[Items from an interface collection]
--*--

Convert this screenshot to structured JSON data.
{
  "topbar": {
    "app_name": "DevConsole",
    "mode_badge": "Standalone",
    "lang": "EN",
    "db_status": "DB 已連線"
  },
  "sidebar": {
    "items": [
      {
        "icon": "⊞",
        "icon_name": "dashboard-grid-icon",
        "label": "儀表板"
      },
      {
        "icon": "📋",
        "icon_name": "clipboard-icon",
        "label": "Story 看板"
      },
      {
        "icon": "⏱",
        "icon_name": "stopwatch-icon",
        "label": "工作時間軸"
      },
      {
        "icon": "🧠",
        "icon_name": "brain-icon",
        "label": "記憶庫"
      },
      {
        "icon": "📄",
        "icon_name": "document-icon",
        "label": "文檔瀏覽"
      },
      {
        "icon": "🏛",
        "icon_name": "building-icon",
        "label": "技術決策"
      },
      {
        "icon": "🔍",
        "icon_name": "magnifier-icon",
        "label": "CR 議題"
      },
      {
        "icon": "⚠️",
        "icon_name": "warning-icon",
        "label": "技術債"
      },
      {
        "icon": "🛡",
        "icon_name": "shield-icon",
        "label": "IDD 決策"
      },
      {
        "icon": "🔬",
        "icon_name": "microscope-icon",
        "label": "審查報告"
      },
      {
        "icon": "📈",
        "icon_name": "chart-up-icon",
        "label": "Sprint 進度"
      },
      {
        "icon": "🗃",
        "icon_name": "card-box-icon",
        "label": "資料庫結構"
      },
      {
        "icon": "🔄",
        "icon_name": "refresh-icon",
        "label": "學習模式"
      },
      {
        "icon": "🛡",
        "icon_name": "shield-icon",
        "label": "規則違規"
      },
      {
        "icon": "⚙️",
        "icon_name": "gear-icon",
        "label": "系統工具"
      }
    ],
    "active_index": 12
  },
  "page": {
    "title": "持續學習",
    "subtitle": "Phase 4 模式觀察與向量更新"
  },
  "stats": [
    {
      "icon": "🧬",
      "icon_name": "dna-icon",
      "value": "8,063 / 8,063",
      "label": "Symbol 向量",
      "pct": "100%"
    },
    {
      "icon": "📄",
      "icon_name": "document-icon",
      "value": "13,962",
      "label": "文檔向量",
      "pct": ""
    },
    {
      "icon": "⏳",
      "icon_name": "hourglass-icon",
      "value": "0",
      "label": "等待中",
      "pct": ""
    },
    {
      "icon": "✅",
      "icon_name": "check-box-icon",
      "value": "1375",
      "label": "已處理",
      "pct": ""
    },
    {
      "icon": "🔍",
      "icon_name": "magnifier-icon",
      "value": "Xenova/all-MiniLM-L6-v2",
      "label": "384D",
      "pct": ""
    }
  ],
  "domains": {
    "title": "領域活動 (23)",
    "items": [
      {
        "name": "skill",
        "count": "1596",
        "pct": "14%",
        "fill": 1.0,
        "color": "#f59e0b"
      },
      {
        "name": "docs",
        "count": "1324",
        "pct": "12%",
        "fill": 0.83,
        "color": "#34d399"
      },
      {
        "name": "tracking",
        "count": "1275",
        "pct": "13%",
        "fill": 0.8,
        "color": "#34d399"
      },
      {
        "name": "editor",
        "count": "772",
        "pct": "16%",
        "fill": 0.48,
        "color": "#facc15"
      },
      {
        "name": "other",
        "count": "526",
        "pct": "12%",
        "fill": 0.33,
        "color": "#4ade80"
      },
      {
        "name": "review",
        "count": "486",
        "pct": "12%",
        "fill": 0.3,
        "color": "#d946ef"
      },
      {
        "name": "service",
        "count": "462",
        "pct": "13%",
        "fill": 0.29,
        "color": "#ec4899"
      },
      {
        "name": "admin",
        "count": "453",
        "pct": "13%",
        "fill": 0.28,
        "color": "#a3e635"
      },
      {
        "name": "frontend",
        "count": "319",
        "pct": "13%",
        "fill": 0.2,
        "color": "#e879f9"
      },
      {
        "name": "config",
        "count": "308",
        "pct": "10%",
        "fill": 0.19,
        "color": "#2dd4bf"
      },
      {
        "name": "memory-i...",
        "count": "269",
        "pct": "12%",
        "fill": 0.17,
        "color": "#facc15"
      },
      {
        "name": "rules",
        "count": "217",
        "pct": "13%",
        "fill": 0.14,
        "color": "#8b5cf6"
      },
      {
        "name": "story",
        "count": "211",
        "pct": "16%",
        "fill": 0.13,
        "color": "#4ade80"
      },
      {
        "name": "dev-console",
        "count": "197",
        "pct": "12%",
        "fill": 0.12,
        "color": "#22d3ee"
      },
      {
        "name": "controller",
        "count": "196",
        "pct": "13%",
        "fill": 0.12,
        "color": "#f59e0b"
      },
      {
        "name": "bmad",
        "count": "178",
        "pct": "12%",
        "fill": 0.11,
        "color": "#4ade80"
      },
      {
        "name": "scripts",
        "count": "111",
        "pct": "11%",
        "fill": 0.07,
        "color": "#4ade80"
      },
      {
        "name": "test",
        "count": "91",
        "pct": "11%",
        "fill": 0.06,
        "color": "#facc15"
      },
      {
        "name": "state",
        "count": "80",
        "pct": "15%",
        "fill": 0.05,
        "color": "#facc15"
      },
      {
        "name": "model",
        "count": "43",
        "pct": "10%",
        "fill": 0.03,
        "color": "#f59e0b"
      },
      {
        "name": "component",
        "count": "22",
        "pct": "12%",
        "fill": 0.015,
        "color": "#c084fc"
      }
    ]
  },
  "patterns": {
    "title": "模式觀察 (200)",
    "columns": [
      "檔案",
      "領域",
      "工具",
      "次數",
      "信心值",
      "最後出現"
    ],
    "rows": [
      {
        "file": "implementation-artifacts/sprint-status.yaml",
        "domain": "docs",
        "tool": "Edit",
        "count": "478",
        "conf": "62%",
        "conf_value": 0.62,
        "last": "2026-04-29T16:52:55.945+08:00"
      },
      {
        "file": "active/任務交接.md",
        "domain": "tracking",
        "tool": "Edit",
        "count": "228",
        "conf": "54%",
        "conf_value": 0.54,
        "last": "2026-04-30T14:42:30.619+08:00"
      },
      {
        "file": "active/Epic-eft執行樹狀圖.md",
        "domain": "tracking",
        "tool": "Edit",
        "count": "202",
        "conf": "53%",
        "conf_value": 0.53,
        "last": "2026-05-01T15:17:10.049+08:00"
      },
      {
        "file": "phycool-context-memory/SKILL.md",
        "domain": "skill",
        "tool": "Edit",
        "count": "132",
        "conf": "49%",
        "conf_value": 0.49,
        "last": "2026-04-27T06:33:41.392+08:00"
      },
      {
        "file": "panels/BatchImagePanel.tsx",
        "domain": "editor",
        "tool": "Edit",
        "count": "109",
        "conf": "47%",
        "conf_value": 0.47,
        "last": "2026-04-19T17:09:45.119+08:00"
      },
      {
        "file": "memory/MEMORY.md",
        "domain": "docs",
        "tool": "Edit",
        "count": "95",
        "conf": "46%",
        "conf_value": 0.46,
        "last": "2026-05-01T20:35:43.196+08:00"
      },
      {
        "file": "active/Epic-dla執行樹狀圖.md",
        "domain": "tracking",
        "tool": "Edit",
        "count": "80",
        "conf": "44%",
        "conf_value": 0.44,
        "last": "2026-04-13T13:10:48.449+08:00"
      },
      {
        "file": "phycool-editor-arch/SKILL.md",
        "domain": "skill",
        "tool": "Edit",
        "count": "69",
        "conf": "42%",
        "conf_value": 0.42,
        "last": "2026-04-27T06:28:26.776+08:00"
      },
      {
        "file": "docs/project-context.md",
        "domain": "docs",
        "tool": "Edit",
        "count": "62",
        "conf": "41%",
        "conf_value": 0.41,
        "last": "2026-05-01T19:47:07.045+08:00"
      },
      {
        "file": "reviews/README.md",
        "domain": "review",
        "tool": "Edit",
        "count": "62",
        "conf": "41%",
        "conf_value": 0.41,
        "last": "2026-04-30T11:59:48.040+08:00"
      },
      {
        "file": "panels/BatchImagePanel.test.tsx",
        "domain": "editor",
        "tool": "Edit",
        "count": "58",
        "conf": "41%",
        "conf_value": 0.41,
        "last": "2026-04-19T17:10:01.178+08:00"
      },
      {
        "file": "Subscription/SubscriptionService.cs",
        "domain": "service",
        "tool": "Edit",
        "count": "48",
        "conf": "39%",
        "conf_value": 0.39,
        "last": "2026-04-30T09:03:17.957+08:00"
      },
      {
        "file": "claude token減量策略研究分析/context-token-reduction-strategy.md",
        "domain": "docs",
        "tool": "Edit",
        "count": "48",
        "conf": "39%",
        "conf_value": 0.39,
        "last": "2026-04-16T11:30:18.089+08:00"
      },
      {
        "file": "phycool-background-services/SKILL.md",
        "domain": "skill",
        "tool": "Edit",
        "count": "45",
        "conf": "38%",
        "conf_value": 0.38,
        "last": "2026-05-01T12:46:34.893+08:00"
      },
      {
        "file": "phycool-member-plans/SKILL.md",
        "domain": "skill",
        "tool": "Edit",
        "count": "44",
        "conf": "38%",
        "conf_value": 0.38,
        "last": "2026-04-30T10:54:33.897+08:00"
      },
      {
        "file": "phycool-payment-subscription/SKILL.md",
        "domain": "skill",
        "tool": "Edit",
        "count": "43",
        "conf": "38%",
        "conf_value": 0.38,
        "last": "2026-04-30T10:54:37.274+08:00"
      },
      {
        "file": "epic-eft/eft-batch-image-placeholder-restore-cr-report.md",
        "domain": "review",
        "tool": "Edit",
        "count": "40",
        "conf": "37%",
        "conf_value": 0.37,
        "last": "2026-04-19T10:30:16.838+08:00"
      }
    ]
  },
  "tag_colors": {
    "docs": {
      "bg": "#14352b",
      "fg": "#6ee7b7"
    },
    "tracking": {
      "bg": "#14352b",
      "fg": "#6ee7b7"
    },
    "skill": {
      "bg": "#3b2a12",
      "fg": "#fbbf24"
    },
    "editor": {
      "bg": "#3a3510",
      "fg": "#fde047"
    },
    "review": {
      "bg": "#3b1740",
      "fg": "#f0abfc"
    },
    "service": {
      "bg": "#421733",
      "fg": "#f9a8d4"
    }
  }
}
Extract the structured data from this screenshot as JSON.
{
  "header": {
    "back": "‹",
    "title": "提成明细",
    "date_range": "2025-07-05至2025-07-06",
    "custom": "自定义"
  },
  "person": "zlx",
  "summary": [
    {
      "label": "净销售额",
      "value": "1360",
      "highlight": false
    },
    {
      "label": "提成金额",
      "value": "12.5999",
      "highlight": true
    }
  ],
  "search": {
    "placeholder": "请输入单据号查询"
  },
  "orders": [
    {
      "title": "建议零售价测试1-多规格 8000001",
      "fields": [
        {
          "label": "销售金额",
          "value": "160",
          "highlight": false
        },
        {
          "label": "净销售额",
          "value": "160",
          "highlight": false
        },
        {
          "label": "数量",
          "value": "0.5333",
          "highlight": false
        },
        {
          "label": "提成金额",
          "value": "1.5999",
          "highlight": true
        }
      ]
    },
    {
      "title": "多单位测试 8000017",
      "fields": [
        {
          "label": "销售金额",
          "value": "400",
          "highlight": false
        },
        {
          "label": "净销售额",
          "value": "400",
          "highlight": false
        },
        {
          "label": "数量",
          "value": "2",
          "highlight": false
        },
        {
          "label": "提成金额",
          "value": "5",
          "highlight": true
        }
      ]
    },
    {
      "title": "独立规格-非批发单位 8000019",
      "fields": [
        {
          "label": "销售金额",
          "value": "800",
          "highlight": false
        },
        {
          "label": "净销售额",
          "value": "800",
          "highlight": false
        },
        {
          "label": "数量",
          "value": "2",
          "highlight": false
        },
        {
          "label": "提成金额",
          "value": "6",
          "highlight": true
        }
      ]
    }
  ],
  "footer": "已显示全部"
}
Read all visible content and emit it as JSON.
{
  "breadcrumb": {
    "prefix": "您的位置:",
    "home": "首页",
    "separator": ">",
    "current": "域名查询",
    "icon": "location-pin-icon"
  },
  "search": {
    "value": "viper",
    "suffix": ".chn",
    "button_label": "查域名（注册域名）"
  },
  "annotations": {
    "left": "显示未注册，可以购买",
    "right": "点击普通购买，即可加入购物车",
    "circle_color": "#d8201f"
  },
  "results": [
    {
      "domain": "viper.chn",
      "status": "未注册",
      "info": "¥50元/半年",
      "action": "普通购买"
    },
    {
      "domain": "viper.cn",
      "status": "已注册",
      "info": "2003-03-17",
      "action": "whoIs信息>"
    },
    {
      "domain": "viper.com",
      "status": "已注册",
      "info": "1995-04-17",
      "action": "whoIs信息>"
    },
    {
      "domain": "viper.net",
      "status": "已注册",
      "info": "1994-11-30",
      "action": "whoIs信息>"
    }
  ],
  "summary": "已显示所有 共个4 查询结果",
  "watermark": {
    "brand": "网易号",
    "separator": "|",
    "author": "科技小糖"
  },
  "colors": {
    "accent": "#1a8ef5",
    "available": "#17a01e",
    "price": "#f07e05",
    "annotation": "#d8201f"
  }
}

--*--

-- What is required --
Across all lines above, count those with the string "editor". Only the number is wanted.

-- Exercise answer --
5